- American Son (Kenny Leon) — Netflix
- Black Power Mixtape: 1967-1975 — Available to rent
- Blindspotting (Carlos López Estrada) — Hulu with Cinemax or available to rent
- Clemency (Chinonye Chukwu) — Available to rent
- Dear White People (Justin Simien) — Netflix
- Fruitvale Station (Ryan Coogler) — Available to rent
- I Am Not Your Negro (James Baldwin doc) — Available to rent or on Kanopy
- If Beale Street Could Talk (Barry Jenkins) — Hulu
- Just Mercy (Destin Daniel Cretton) — Available to rent for free in June in the U.S.
- King In The Wilderness — HBO
- See You Yesterday (Stefon Bristol) — Netflix
- Selma (Ava DuVernay) — Available to rent

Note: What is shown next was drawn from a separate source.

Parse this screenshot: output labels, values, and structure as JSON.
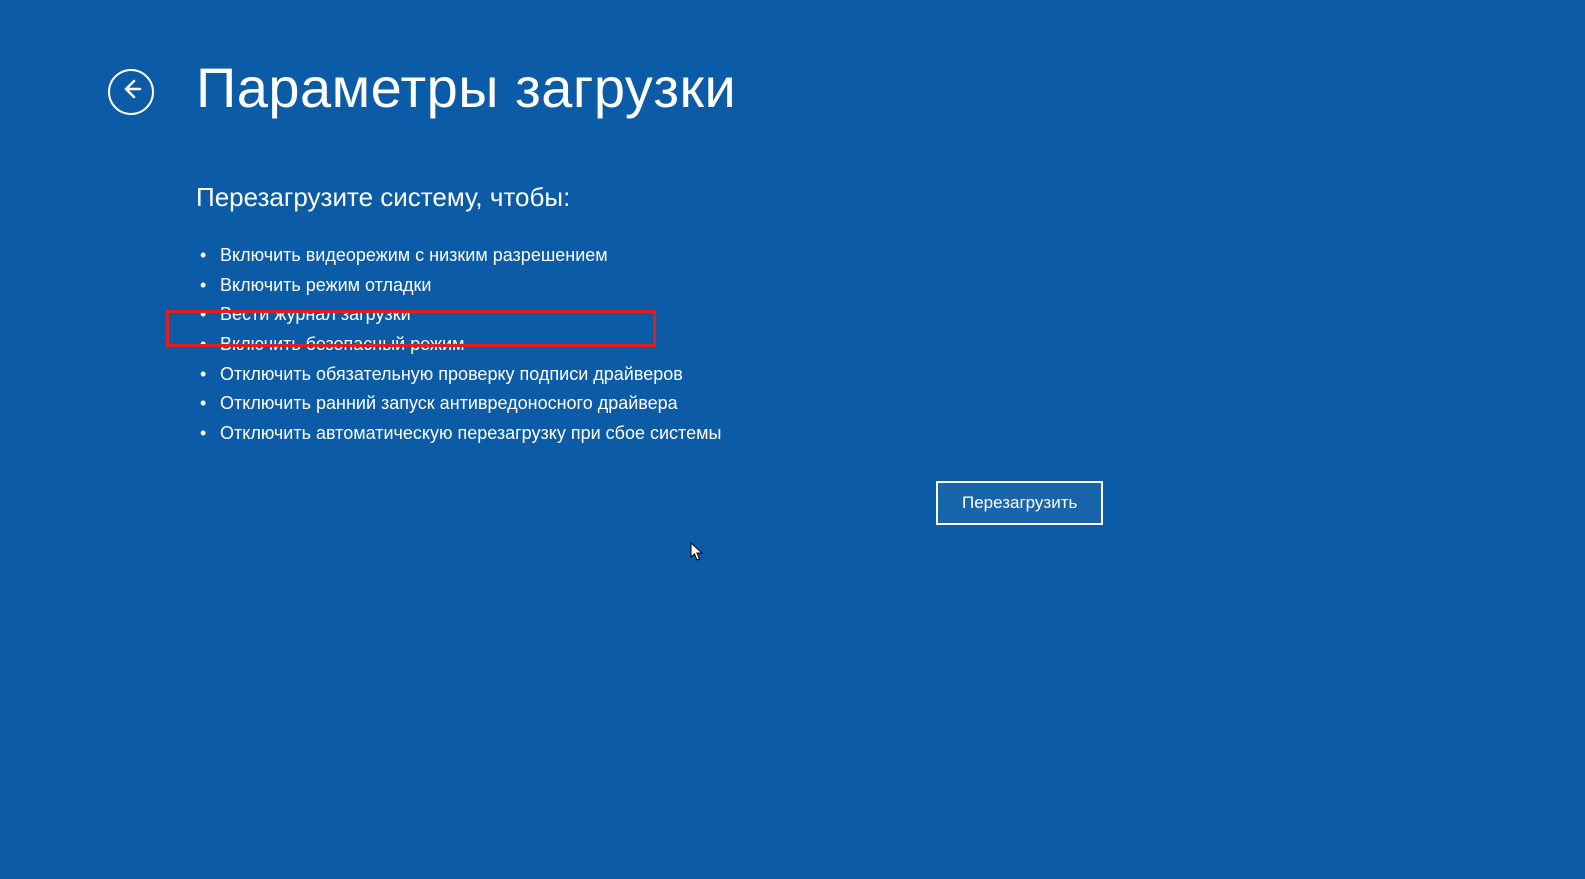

- The Black Panthers: Vanguard of the Revolution — Available to rent
- The Hate U Give (George Tillman Jr.) — Hulu with Cinemax
- When They See Us (Ava DuVernay) — Netflix
Podcasts to subscribe to:
- 1619 (New York Times)
- About Race
- Code Switch (NPR)
- Intersectionality Matters! hosted by Kimberlé Crenshaw
- Momentum: A Race Forward Podcast
- Pod For The Cause (from The Leadership Conference on Civil & Human Rights)
- Pod Save the People (Crooked Media)
- Seeing White
Thanks to my daughter for this extensive list of links, books and podcasts – a great reference for all those endeavouring to understand the #blacklivesmatter cause. Getting terminology, concepts and words right is important as it prolongs the hurt and the injustice felt by black people around the world including Australia. Words matter; actions matters; we need leadership on this matter in our political leaders. I have felt challenged and uncomfortable a number of times over the past weeks, as I have realised what I didn’t understand, but I have learned that the biggest mistake when feeling challenged is to stop reading and learning on this topic. So I’m going to keep reading, learning, donating and taking tangible action. I also commend to you and all the politicians in Australia the Uluru Statement from the Heart (2017)